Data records

▼

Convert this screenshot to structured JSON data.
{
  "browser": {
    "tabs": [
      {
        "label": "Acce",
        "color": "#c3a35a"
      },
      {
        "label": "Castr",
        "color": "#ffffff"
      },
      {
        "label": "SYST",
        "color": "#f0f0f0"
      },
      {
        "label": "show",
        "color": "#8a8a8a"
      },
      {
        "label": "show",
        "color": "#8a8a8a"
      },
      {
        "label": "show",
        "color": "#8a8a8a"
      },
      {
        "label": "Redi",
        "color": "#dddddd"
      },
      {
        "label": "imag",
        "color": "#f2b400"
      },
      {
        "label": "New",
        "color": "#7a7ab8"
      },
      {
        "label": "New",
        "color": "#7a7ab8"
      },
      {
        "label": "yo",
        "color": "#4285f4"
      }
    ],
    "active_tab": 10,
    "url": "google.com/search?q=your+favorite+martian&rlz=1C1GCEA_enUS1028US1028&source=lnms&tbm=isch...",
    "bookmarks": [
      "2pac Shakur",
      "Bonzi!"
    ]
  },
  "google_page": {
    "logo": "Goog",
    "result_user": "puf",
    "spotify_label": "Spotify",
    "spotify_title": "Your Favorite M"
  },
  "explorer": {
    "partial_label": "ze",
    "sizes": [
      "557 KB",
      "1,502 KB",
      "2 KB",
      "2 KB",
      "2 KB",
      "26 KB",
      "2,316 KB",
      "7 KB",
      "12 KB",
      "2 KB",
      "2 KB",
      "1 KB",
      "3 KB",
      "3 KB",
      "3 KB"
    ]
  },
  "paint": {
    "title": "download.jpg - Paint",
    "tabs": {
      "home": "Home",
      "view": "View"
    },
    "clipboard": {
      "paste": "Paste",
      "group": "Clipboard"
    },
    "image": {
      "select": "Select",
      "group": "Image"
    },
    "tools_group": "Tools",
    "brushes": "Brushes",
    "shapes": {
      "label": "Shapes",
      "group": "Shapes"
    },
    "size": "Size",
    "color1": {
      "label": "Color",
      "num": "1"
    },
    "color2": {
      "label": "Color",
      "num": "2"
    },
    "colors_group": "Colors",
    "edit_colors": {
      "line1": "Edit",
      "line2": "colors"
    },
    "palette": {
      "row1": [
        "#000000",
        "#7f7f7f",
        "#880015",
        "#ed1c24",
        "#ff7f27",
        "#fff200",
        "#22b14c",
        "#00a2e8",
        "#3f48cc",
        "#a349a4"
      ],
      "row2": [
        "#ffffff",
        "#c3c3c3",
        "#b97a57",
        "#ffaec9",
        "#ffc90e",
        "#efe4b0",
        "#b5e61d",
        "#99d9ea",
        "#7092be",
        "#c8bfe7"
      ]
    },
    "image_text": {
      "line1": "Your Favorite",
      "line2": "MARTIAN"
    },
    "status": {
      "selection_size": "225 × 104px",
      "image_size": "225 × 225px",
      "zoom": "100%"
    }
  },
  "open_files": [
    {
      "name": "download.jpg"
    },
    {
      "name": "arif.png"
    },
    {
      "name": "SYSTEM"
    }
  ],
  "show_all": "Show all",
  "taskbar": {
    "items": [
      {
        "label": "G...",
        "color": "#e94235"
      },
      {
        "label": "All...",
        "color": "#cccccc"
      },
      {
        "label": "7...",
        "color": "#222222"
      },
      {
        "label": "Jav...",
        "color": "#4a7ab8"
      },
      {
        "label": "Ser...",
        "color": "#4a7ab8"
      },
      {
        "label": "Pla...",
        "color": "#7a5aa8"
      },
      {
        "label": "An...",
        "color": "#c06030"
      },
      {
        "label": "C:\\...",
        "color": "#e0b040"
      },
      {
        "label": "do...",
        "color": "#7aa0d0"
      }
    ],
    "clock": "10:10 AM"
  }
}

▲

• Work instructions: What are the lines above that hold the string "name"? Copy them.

• Answer to the problem:
      "name": "download.jpg"
      "name": "arif.png"
      "name": "SYSTEM"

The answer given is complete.